Several cerebrospinal fluid (CSF) biomarkers showed good accuracy in identifying patients with mild cognitive impairment who progressed to Alzheimer disease, according to a study in the July 22/29 issue of JAMA.1
Alzheimer disease (AD) is the most common cause of dementia, affecting more than 15 million individuals worldwide. Because of the type of progression of the disease, there is a need for methods enabling early diagnosis. “Treatments would need to be initiated very early in the disease process, before the neurodegenerative process is too severe. Much focus has thus been directed on patients with mild cognitive impairment (MCI), which is a syndrome characterized by cognitive impairment beyond the age-adjusted norm, but not severe enough to fulfill the criteria for dementia,” the authors write.

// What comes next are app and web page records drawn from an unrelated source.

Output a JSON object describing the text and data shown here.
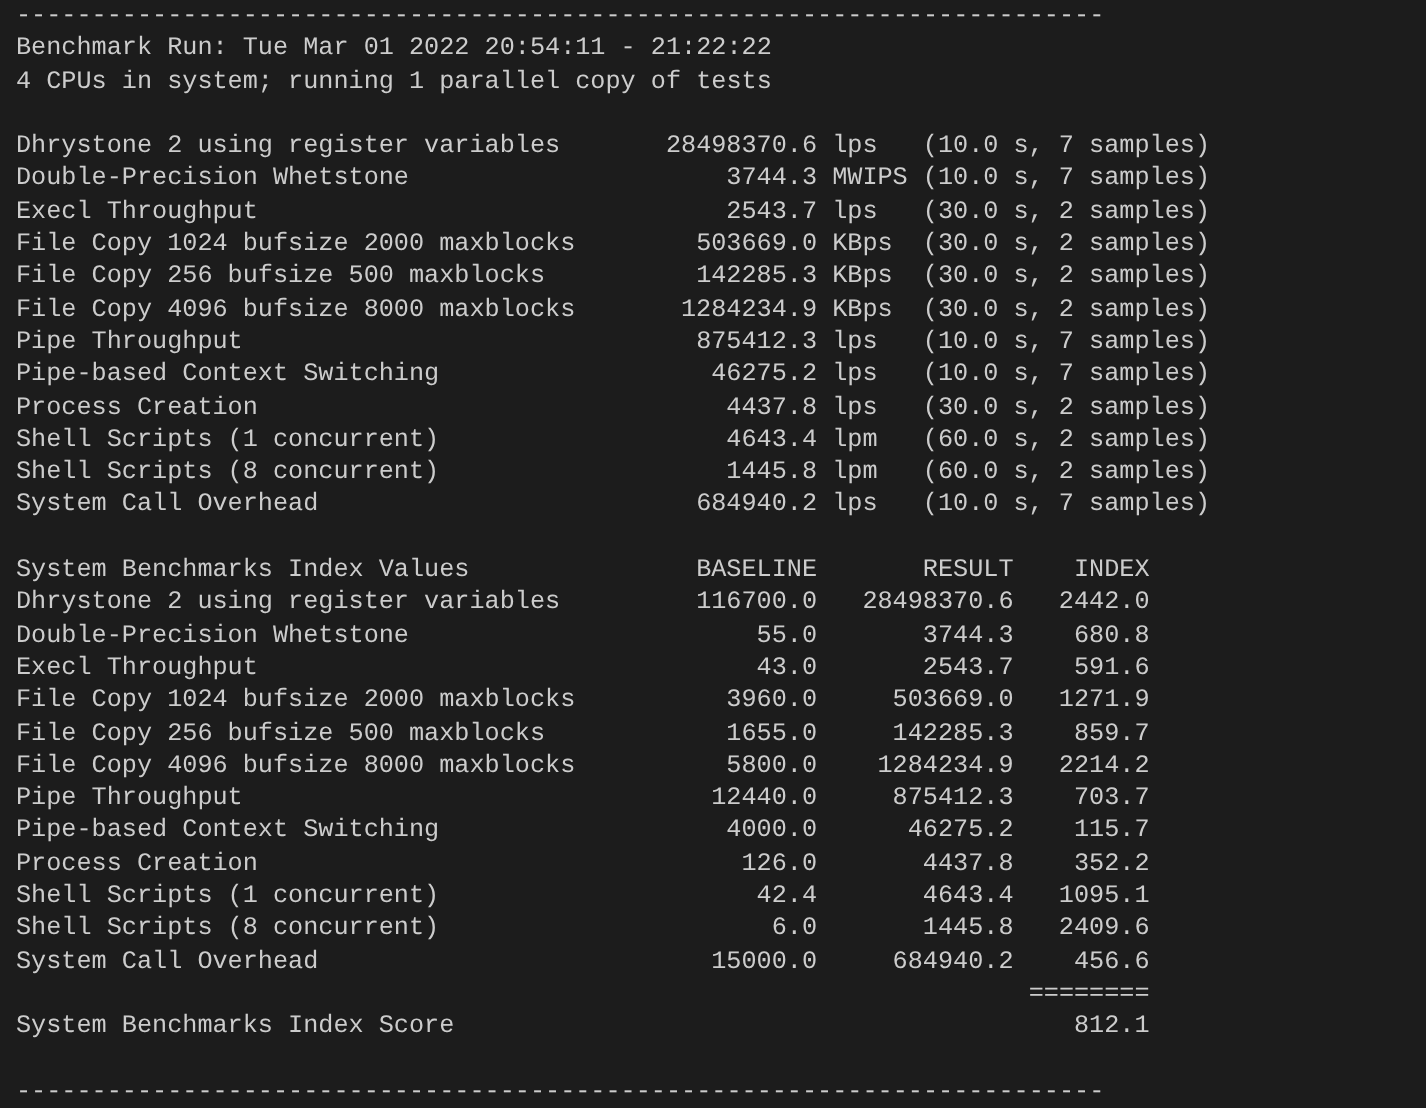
{
  "rule_top": "------------------------------------------------------------------------",
  "header": {
    "run": "Benchmark Run: Tue Mar 01 2022 20:54:11 - 21:22:22",
    "cpus": "4 CPUs in system; running 1 parallel copy of tests"
  },
  "results": [
    {
      "name": "Dhrystone 2 using register variables",
      "value": "28498370.6",
      "unit": "lps",
      "detail": "(10.0 s, 7 samples)"
    },
    {
      "name": "Double-Precision Whetstone",
      "value": "3744.3",
      "unit": "MWIPS",
      "detail": "(10.0 s, 7 samples)"
    },
    {
      "name": "Execl Throughput",
      "value": "2543.7",
      "unit": "lps",
      "detail": "(30.0 s, 2 samples)"
    },
    {
      "name": "File Copy 1024 bufsize 2000 maxblocks",
      "value": "503669.0",
      "unit": "KBps",
      "detail": "(30.0 s, 2 samples)"
    },
    {
      "name": "File Copy 256 bufsize 500 maxblocks",
      "value": "142285.3",
      "unit": "KBps",
      "detail": "(30.0 s, 2 samples)"
    },
    {
      "name": "File Copy 4096 bufsize 8000 maxblocks",
      "value": "1284234.9",
      "unit": "KBps",
      "detail": "(30.0 s, 2 samples)"
    },
    {
      "name": "Pipe Throughput",
      "value": "875412.3",
      "unit": "lps",
      "detail": "(10.0 s, 7 samples)"
    },
    {
      "name": "Pipe-based Context Switching",
      "value": "46275.2",
      "unit": "lps",
      "detail": "(10.0 s, 7 samples)"
    },
    {
      "name": "Process Creation",
      "value": "4437.8",
      "unit": "lps",
      "detail": "(30.0 s, 2 samples)"
    },
    {
      "name": "Shell Scripts (1 concurrent)",
      "value": "4643.4",
      "unit": "lpm",
      "detail": "(60.0 s, 2 samples)"
    },
    {
      "name": "Shell Scripts (8 concurrent)",
      "value": "1445.8",
      "unit": "lpm",
      "detail": "(60.0 s, 2 samples)"
    },
    {
      "name": "System Call Overhead",
      "value": "684940.2",
      "unit": "lps",
      "detail": "(10.0 s, 7 samples)"
    }
  ],
  "index_table": {
    "columns": [
      "System Benchmarks Index Values",
      "BASELINE",
      "RESULT",
      "INDEX"
    ],
    "rows": [
      {
        "name": "Dhrystone 2 using register variables",
        "baseline": "116700.0",
        "result": "28498370.6",
        "index": "2442.0"
      },
      {
        "name": "Double-Precision Whetstone",
        "baseline": "55.0",
        "result": "3744.3",
        "index": "680.8"
      },
      {
        "name": "Execl Throughput",
        "baseline": "43.0",
        "result": "2543.7",
        "index": "591.6"
      },
      {
        "name": "File Copy 1024 bufsize 2000 maxblocks",
        "baseline": "3960.0",
        "result": "503669.0",
        "index": "1271.9"
      },
      {
        "name": "File Copy 256 bufsize 500 maxblocks",
        "baseline": "1655.0",
        "result": "142285.3",
        "index": "859.7"
      },
      {
        "name": "File Copy 4096 bufsize 8000 maxblocks",
        "baseline": "5800.0",
        "result": "1284234.9",
        "index": "2214.2"
      },
      {
        "name": "Pipe Throughput",
        "baseline": "12440.0",
        "result": "875412.3",
        "index": "703.7"
      },
      {
        "name": "Pipe-based Context Switching",
        "baseline": "4000.0",
        "result": "46275.2",
        "index": "115.7"
      },
      {
        "name": "Process Creation",
        "baseline": "126.0",
        "result": "4437.8",
        "index": "352.2"
      },
      {
        "name": "Shell Scripts (1 concurrent)",
        "baseline": "42.4",
        "result": "4643.4",
        "index": "1095.1"
      },
      {
        "name": "Shell Scripts (8 concurrent)",
        "baseline": "6.0",
        "result": "1445.8",
        "index": "2409.6"
      },
      {
        "name": "System Call Overhead",
        "baseline": "15000.0",
        "result": "684940.2",
        "index": "456.6"
      }
    ],
    "total_rule": "========",
    "score_label": "System Benchmarks Index Score",
    "score": "812.1"
  },
  "rule_bottom": "------------------------------------------------------------------------"
}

Biochemical changes in the brain are reflected in the CSF, and intense research efforts have been made to develop biomarkers for the central pathogenic processes in AD that can be used as diagnostic tools. Some studies have shown that CSF biomarkers may be useful to identify incipient (beginning) AD in patients with MCI, but most of these studies have been small and conducted at single centers, according to background information in the article.
Niklas Mattsson, M.D., of the Sahlgrenska Academy at the University of Gothenburg, Mölndal, Sweden, and colleagues conducted a multicenter study to assess the diagnostic accuracy of the CSF biomarkers β-amyloid1-42 (Aβ42), total tau protein (T-tau), and tau phosphorylated at position threonine 181 (P-tau) in identifying incipient AD in a large group of patients with MCI. The study had two parts: a cross-sectional study involving patients with AD and controls to identify biomarker cutoff levels, followed by a prospective cohort study involving patients with MCI, conducted 1990-2007. A total of 750 individuals with MCI, 529 with AD, and 304 controls were recruited by 12 centers in Europe and the United States. Individuals with MCI were followed for at least 2 years or until symptoms had progressed to clinical dementia.
During follow-up, 271 participants with MCI were diagnosed with AD and 59 with other dementias. The researchers found that the Aβ42 assay in particular had considerable intersite variability. Patients who developed AD had lower median (midpoint) Aβ42 and higher P-tau and T-tau levels than MCI patients who did not develop AD during follow-up. Cut-offs with sensitivity (the proportion of affected individuals who have a correct positive test result for the disease that the test is intended to reveal) set at 85 percent were defined in the AD and control groups and tested in the MCI group, where the combination of Aβ42/P-tau ratio and T-tau identified incipient AD with a sensitivity of 83 percent and specificity (the proportion of individuals with correct negative test results for the disease the test is intended to reveal) of 72 percent.
“We determined in a large multicenter study that the CSF biomarkers Aβ42, T-tau, and P-tau can be used to predict with good accuracy which MCI patients will develop AD, as previously found in smaller studies. This multicenter collaboration avoids several of the risks of biases associated with single-center studies by having included substantially more patients than previous studies. Cerebrospinal fluid biomarker changes were found to be significantly associated with incipient AD. However, the considerable intercenter variations in assays and patient assessments described point to a need for standardization of sample handling as well as of clinical assessments. Although each memory clinic center followed up its cohorts prospectively and used established clinical criteria, a limitation of the present study is the lack of fully harmonized study protocols for all centers, which might account for some of the intercenter variations that we observed,” the researchers write.
“Using CSF Aβ42, T-tau, and P-tau in memory clinics will result in some false-positive cases, as well as false-negative cases, and the biomarkers may therefore be useful primarily as screening tools, selecting individuals for a detailed further clinical follow-up. Furthermore, they may be useful in enriching study populations for clinical trials of future disease-modifying AD treatments. Until such treatments become available, however, these tests are not generally appropriate for routine clinical use because it is not currently possible to alter the development of AD.”
In an accompanying editorial2, Ronald C. Petersen, Ph.D., M.D., of the Mayo Clinic Study of Aging, Rochester, Minn., and John Q. Trojanowski, M.D., Ph.D., of the University of Pennsylvania School of Medicine, Philadelphia, comment on the findings of Mattsson and colleagues.
“Of critical importance … is what the clinician and patient will do with such results. The sensitivity and specificity of Aβ42, T-tau, and P-tau in the study by Mattsson et al were sufficient to be used for screening but not as a diagnostic test. Alzheimer disease has no treatment to prevent or alter the course of the disease, so making the diagnosis with good accuracy may aid in planning but also could be devastating news for some patients and families. Furthermore, false positives and false negatives occur as with any screening test. However, as biomarkers become more sophisticated, they are likely to take on an increasingly important role in the diagnosis and management of AD.”
2. JAMA. 2009;302:436-437.